→ Your assignment: Go through the data below and return each line where the string "sender" occurs.

+ + + + + + +

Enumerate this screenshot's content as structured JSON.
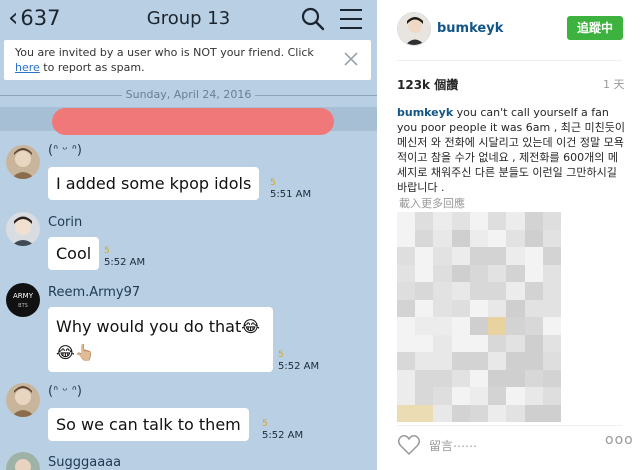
{
  "chat": {
    "back_count": "637",
    "title": "Group 13",
    "spam_banner": {
      "text_before": "You are invited by a user who is NOT your friend. Click ",
      "link": "here",
      "text_after": " to report as spam."
    },
    "date": "Sunday, April 24, 2016",
    "messages": [
      {
        "sender": "(ᐢ ᵕ ᐢ)",
        "text": "I added some kpop idols",
        "read": "5",
        "time": "5:51 AM"
      },
      {
        "sender": "Corin",
        "text": "Cool",
        "read": "5",
        "time": "5:52 AM"
      },
      {
        "sender": "Reem.Army97",
        "text": "Why would you do that😂",
        "text2": "😂👆🏼",
        "read": "5",
        "time": "5:52 AM"
      },
      {
        "sender": "(ᐢ ᵕ ᐢ)",
        "text": "So we can talk to them",
        "read": "5",
        "time": "5:52 AM"
      },
      {
        "sender": "Sugggaaaa"
      }
    ]
  },
  "instagram": {
    "username": "bumkeyk",
    "follow_label": "追蹤中",
    "views": "123k 個讚",
    "posted_ago": "1 天",
    "caption_user": "bumkeyk",
    "caption_text": " you can't call yourself a fan you poor people it was 6am , 최근 미친듯이 메신저 와 전화에 시달리고 있는데 이건 정말 모욕적이고 참을 수가 없네요 , 제전화를 600개의 메세지로 채워주신 다른 분들도 이런일 그만하시길 바랍니다 .",
    "load_more": "載入更多回應",
    "comment_label": "留言⋯⋯",
    "more_label": "ooo"
  },
  "colors": {
    "chat_bg": "#b9cfe3",
    "redaction": "#f07878",
    "link": "#2a72c8",
    "follow": "#3eb23e",
    "ig_user": "#125688"
  }
}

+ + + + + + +

→ Written answer:
        "sender": "(ᐢ ᵕ ᐢ)",
        "sender": "Corin",
        "sender": "Reem.Army97",
        "sender": "(ᐢ ᵕ ᐢ)",
        "sender": "Sugggaaaa"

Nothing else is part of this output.